This movie is done in a completely different style from the sci-fi monster flick Cloverfield, which Reeves made a big splash with two years ago. Instead of filming this in a vérité style, Reeves takes a slow-burning approach similar to Alfredson’s, and horror fans who aren’t familiar with the original might have a hard time getting used to the relative lack of action here. In addition to the pace, Reeves carefully mimics the original’s camera angles, sets, and tiny details like the Rubik’s Cube that Owen gives Abby early on. Cinematographer Greig Fraser photographs the setting imaginatively, bathing the scenes between Owen and Abby in a soft, golden light that you don’t often see in horror films.

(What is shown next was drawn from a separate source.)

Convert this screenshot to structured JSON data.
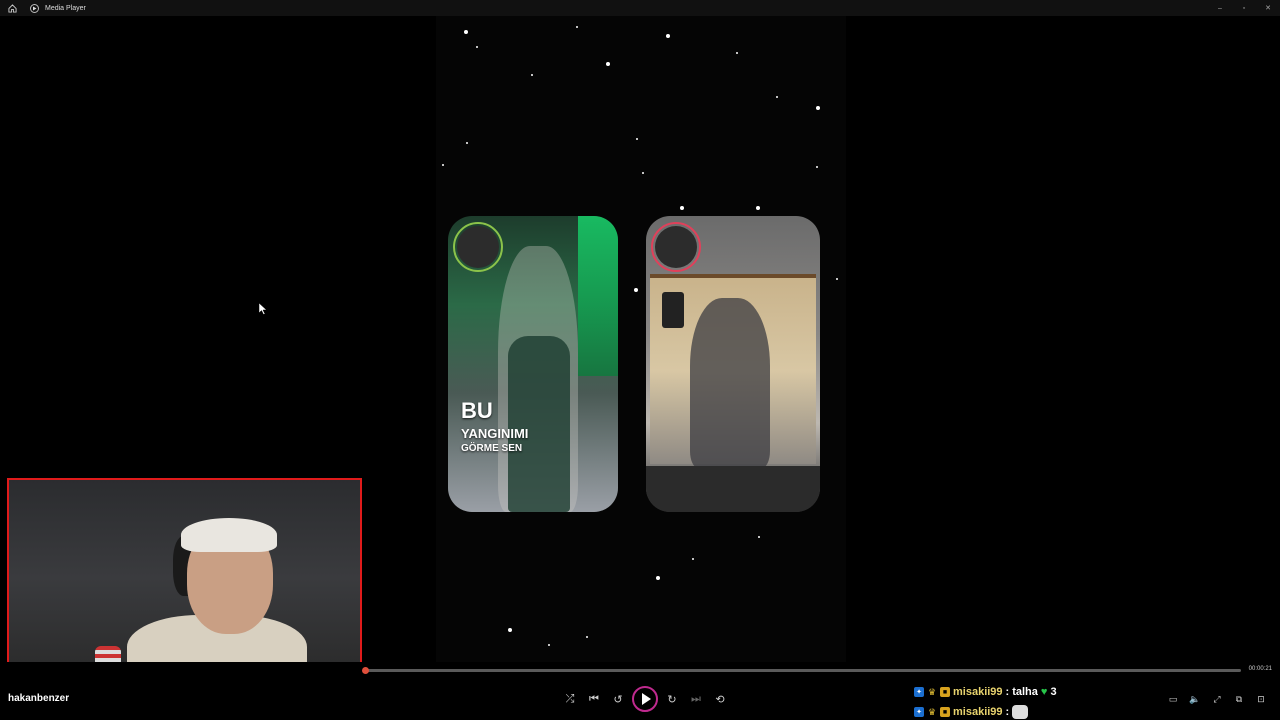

The delicate romance that blooms between the boy and the vampire is something else that most horror movies don’t do. The implications of love with the undead are treated with cold-eyed realism. (In this respect, both the Swedish and American versions of this film are far superior to the Twilight movies.) When Owen eventually watches Abby kill a guy, both he and the audience see that she’s a monster as well as a savior. Moretz is best known for playing the gleefully murderous Hit Girl in Kick-Ass, but here she plays the vampire as a being with stiff, stilted manners who’s unsure how to relate to humans. The child actors play their scenes with an unexpectedly moving innocence, and help the movie duplicate the most fragile thing about the original: its mood.

Given that foreign films like Let the Right One In are easier to find than ever, one may ask why this movie needed to be remade if Reeves was going to copy the original so closely. The hard truth is that there are moviegoers who won’t go to a movie with subtitles (their loss). Let Me In performs much the same function as the 2002 remake of The Ring, an English-language version that brings a brilliant foreign horror flick to a new crowd without significant damage to the original’s vision.

Let Me In

Starring Kodi Smit-McPhee and Chloë Grace Moretz. Written and directed by Matt Reeves, based on John Ajvide Lindqvist’s novel and screenplay. Rated R.